China announced on Thursday that it will ban new coal-fired power plants in three key industrial regions around Beijing, Shanghai and Guangzhou in its latest bid to combat the country’s notorious air pollution.
The action plan from the State Council, China’s Cabinet, also aims to cut coal’s share of the country’s total primary energy use to below 65 percent by 2017 and increase the share of nuclear power, natural gas and renewable energy.
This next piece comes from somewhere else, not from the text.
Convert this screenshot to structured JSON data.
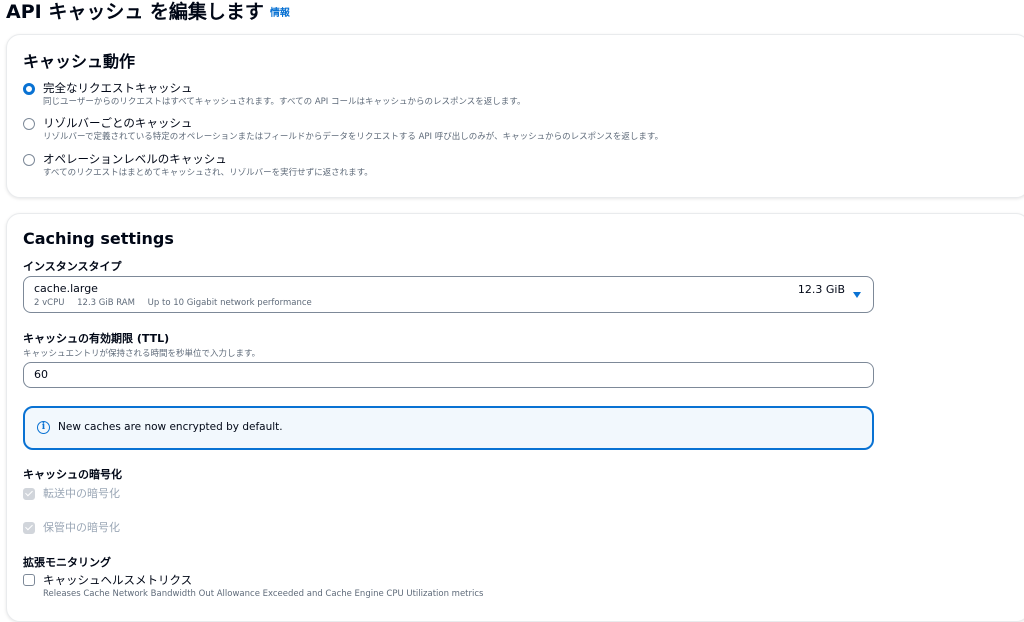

According to Chinese government statistics, coal consumption accounted for 68.4 percent of total energy use in 2011.
New coal-fired power plants will be banned for new projects in the region surrounding Beijing, in the Yangtze Delta region near Shanghai and in the Pearl River Delta region of Guangdong province, the State Council said.
Martin Adams, Hong Kong-based energy editor for the Economist Intelligence Unit , said coal’s share of China’s energy consumption already was expected to fall below 65 percent by 2017 and that utility companies had noticed approvals for coal plants weren’t being given.
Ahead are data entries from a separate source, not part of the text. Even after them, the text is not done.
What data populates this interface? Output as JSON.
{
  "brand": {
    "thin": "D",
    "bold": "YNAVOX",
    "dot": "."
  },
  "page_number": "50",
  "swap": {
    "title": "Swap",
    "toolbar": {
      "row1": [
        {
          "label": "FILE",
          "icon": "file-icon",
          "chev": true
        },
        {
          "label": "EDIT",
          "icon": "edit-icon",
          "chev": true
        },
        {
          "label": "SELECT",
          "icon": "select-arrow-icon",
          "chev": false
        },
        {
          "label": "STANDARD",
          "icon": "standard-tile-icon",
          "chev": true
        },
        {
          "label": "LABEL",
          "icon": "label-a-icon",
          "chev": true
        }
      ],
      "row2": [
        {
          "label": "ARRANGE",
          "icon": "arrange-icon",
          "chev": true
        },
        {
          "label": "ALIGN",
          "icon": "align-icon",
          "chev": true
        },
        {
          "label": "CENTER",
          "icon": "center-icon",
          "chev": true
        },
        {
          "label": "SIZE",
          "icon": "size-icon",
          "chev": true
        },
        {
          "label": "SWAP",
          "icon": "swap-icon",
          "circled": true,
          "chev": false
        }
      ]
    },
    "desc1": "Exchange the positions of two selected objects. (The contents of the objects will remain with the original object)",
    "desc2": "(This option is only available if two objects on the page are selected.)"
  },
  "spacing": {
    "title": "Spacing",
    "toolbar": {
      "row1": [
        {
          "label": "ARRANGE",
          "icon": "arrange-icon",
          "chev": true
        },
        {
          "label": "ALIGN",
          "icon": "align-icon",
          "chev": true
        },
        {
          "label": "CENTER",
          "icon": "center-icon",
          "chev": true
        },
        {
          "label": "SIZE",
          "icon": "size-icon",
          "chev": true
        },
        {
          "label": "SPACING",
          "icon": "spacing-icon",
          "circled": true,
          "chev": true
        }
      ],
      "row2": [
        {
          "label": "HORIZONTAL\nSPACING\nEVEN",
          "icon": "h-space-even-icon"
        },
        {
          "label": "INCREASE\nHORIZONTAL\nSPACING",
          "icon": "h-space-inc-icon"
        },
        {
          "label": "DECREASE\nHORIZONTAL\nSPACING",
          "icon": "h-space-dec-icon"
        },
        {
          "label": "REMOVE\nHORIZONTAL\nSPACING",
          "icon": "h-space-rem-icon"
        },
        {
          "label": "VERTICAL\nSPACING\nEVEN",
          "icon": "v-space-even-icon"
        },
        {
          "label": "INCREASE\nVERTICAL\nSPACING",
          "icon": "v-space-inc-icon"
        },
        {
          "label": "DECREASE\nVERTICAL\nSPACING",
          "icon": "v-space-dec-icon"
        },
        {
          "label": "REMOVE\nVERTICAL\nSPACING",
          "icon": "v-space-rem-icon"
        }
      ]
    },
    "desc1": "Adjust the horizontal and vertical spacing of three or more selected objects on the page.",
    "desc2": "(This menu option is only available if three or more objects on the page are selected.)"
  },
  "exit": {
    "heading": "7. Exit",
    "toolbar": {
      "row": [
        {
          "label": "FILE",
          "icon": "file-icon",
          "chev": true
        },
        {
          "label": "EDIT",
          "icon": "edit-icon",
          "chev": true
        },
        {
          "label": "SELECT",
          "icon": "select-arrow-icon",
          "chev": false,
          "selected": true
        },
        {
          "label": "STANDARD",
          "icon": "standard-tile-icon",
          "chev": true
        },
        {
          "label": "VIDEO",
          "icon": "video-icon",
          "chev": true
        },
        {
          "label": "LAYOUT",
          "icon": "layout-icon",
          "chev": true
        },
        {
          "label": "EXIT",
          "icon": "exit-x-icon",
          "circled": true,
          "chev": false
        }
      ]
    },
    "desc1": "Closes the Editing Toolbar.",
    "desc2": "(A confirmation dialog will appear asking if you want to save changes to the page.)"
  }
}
Mr. Adams also noted that while coal would account for a smaller proportion of total energy production, the absolute amount of coal burning would continue to increase.
“Of course, saying it out loud does send a signal that the government is serious about, at least, decreasing the rate at which coal consumption grows and about getting more renewables and natural gas and nuclear,” he said. “I think possibly just as important, if not more important, is the signal that it sends to the Chinese people that, ‘we are trying to control pollution levels on the eastern seaboard.’”
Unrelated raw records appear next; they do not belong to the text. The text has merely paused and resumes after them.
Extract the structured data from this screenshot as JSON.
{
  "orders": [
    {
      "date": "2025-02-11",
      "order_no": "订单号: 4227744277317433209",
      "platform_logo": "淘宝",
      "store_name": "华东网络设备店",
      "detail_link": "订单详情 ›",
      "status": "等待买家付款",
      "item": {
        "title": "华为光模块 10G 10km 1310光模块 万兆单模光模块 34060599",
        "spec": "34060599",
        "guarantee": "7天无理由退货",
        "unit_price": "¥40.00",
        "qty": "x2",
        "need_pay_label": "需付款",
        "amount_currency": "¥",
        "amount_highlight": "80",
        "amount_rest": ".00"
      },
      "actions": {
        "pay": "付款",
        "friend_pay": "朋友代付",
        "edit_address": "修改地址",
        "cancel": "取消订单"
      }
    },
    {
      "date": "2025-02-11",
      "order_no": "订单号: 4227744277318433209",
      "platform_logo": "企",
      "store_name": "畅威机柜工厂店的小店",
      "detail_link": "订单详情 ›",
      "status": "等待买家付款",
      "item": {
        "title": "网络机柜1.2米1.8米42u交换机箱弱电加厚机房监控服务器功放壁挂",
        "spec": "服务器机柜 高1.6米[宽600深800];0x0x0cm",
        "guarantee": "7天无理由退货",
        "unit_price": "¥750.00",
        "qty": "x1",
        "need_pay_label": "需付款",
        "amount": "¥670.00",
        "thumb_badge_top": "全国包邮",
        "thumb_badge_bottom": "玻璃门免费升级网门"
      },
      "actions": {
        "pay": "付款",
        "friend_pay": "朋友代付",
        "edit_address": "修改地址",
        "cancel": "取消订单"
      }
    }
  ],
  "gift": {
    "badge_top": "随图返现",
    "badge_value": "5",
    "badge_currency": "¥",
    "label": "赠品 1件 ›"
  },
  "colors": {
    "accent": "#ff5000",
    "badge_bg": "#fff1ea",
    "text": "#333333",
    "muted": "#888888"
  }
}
The government has come under increasing pressure from the growing middle class to clean up the country’s air pollution, much of which comes from the burning of coal.
The State Council said the country’s air pollution situation is “grim” and is “harming people’s health and affecting social harmony and stability.” The action plan calls for the density of fine particulate matter a gauge of air pollution in Beijing to drop by 25 percent by 2017 from 2012 levels and by at least 10 percent in cities nationally.
It aims to raise the share of non-fossil fuel energy such as solar and wind power to 13 percent by 2017. It was 9.1 percent last year.
Environmental campaign group Greenpeace welcomed the plan, saying it would set an important precedent that should be extended throughout China and followed by other major countries.
“China’s political leadership has set an ambitious timeline to solve China’s air pollution crisis, responding to the mandate set by the Chinese public, especially in the heavily polluted cities around Beijing,” Li Yan, climate and energy campaign manager at Greenpeace East Asia, said in a statement.
“The targets can only be met by tackling China’s coal consumption growth and the plan takes very important steps in that direction,” she said.